The oxygen is most likely on the surface of the planet, with increasingly higher quantities of carbon deeper inside the planet. The intense pressure acting upon the planet suggests that the carbon is crystallized, much like diamond is.[1]

PSR J1719-1438 b orbits its host star with a period of 2.177 hours and at a distance of a little bit less than one (0.89) solar radius.[1]

PSR J1719-1438 b was formerly a star that was a red giant for a period in its lifetime. During this period, gas from PSR J1719-1438 b was pulled onto PSR J1719-1438 after it had become a pulsar, speeding up its rotation significantly. When PSR J1719-1438 b became a white dwarf, over 99.9% of its constituents were blown away because of its proximity to the pulsar, leaving behind a core that could no longer perform fusion reactions. The core was then reclassified as a planet.[3] [6]

See also[edit]

  • WASP-12b, a carbon planet
  • BPM 37093, a carbon star
  • EF Eridani, a star system with a compact star and a degraded planetary-mass former star


  1. ^ a b c d e f Hirschler, Ben (25 August 2011). "Astronomers discover planet made of diamond". Reuters. Retrieved 25 August 2011. 
  2. ^ Bailes, M.; Bates, S. D.; Bhalerao, V.; Bhat, N. D. R.; Burgay, M.; Burke-Spolaor, S.; d'Amico, N.; Johnston, S.; Keith, M. J. et al. (2011). "Transformation of a Star into a Planet in a Millisecond Pulsar Binary" (PDF). Science 333 (6050): 1717–20. arXiv:1108.5201. Bibcode:2011Sci...333.1717B. doi:10.1126/science.1208890. PMID 21868629. 
  3. ^ a b c d e f Redd, Nola Taylor (25 August 2011). "Surprise! Alien Planet Made of Diamond Discovered". TechMediaNetwork. Retrieved 25 August 2011. 
  4. ^ Hachman, Mark (25 August 2011). "Scientists Discover 'Diamond Planet' Orbiting Pulsar". Ziff Davis. Retrieved 25 August 2011. 
  5. ^
  6. ^ Bailes, M.; Bates, S. D.; Bhalerao, V.; Bhat, N. D. R.; Burgay, M.; Burke-Spolaor, S.; d'Amico, N.; Johnston, S.; Keith, M. J. et al. (2011). "Transformation of a Star into a Planet in a Millisecond Pulsar Binary" (PDF). Science 333 (6050): 1717–20. arXiv:1108.5201. Bibcode:2011Sci...333.1717B. doi:10.1126/science.1208890. PMID 21868629. 

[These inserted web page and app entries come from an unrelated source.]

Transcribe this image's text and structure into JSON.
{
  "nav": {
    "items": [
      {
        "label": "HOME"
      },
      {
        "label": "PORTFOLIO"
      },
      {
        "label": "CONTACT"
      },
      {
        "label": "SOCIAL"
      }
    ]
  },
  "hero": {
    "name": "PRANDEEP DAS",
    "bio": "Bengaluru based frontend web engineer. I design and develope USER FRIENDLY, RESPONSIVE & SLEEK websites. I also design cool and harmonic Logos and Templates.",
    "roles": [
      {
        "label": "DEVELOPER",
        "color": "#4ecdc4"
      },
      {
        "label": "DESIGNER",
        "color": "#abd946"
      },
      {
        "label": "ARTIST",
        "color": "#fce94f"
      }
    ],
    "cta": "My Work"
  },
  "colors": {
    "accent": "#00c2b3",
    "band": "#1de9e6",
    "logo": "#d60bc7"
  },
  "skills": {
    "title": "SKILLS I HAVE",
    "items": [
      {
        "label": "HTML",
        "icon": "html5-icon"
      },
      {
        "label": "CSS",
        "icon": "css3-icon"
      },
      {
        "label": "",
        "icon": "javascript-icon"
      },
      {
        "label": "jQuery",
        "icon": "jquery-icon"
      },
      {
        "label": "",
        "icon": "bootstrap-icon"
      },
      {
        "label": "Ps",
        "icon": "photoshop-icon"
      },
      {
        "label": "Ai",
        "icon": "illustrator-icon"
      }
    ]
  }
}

Further reading[edit]

Preceded by
Most dense planet
2011 —present